Items from an interface collection:
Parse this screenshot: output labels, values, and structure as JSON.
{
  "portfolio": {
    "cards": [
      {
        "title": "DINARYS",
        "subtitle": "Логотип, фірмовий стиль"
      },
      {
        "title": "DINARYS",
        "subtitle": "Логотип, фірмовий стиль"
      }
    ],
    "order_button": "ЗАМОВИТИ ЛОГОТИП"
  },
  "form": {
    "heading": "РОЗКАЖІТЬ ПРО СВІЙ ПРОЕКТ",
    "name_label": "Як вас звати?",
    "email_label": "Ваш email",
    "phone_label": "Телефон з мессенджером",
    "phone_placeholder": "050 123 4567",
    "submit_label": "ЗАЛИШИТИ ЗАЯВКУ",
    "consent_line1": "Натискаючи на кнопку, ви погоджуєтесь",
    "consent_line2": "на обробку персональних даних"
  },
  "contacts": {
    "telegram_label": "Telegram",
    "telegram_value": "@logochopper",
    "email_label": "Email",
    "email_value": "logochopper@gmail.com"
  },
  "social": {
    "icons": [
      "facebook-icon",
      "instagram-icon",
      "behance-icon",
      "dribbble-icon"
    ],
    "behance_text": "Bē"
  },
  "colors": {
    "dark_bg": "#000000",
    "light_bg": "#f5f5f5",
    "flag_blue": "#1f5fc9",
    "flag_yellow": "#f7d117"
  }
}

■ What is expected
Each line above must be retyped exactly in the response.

■ Answer
Parse this screenshot: output labels, values, and structure as JSON.
{
  "portfolio": {
    "cards": [
      {
        "title": "DINARYS",
        "subtitle": "Логотип, фірмовий стиль"
      },
      {
        "title": "DINARYS",
        "subtitle": "Логотип, фірмовий стиль"
      }
    ],
    "order_button": "ЗАМОВИТИ ЛОГОТИП"
  },
  "form": {
    "heading": "РОЗКАЖІТЬ ПРО СВІЙ ПРОЕКТ",
    "name_label": "Як вас звати?",
    "email_label": "Ваш email",
    "phone_label": "Телефон з мессенджером",
    "phone_placeholder": "050 123 4567",
    "submit_label": "ЗАЛИШИТИ ЗАЯВКУ",
    "consent_line1": "Натискаючи на кнопку, ви погоджуєтесь",
    "consent_line2": "на обробку персональних даних"
  },
  "contacts": {
    "telegram_label": "Telegram",
    "telegram_value": "@logochopper",
    "email_label": "Email",
    "email_value": "logochopper@gmail.com"
  },
  "social": {
    "icons": [
      "facebook-icon",
      "instagram-icon",
      "behance-icon",
      "dribbble-icon"
    ],
    "behance_text": "Bē"
  },
  "colors": {
    "dark_bg": "#000000",
    "light_bg": "#f5f5f5",
    "flag_blue": "#1f5fc9",
    "flag_yellow": "#f7d117"
  }
}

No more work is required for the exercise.